Some plastic also leaks more chemicals as it gets older. That's why you hear about people avoiding using single-use plastic bottles over and over again as refillable ones. Clear plastic will begin to break down (a little!) in the sun as well so it's best to use them for just a single summer and then dispose of them. Plastic nursery pots are made of a much sturdier plastic that holds up longer.
DIY Oatmeal Tube Seed Container
Seed containers can also be made out of cardboard packaging, too! Oatmeal tubes make great seed containers as they can be cut to have much more depth than a soda bottle or even a milk jug. The cardboard also tends to break down and can be simply placed in the garden along with the seedlings when time (although make sure to break up the bottom of the container so the seedling has room to grow out its roots!

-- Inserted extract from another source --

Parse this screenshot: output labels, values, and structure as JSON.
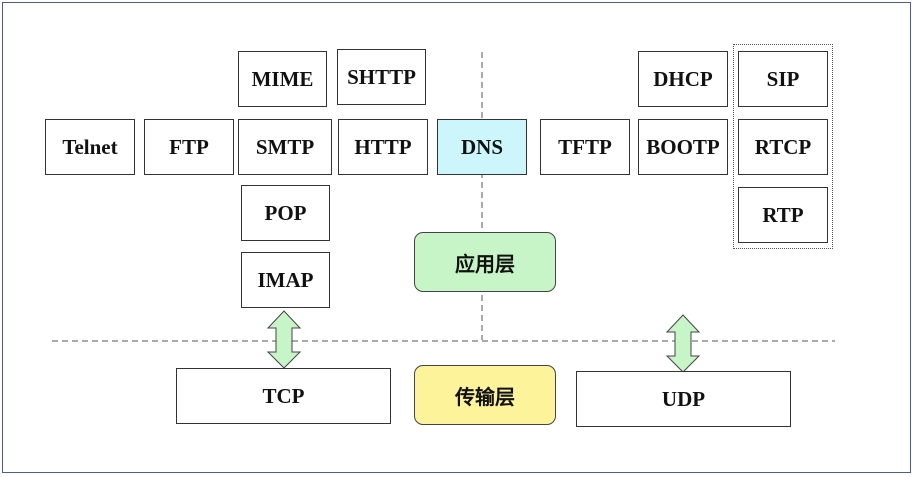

Clean, empty oatmeal container
A sunny shelf
Remember that the oatmeal container is made out of cardboard so it is more likely to become water logged and break. To be safe, place your container on top of a small plate or cookie sheet in case the water starts to leak out.
Check out my step-by-step guide on Pinterest to see exactly how to make a seed container from an oatmeal package!
Do the containers need drainage holes poked in the bottom?
Ideally all of your seed starting containers would have drainage holes to keep you from flooding your baby seedlings. If you have a place to store them (like on top of a cookie sheet), poke holes in the bottom of each container before placing dirt in them.
You can get away with not adding drainage holes though as long as you are careful not to overwater. Monitor the moisture of your soil and if you see any pooling of water, stop. Depending on the type of container, you may also be able to gently tip it and let any extra water run out the sides.
Your seeds will now happily begin to sprout in their DIY containers! Remember to check them regularly to see if they need more water. It's also a good idea to rotate them as the seedlings may start leaning towards the sun and we want even growth throughout.
Once the seedlings are big enough, move them out into your garden area!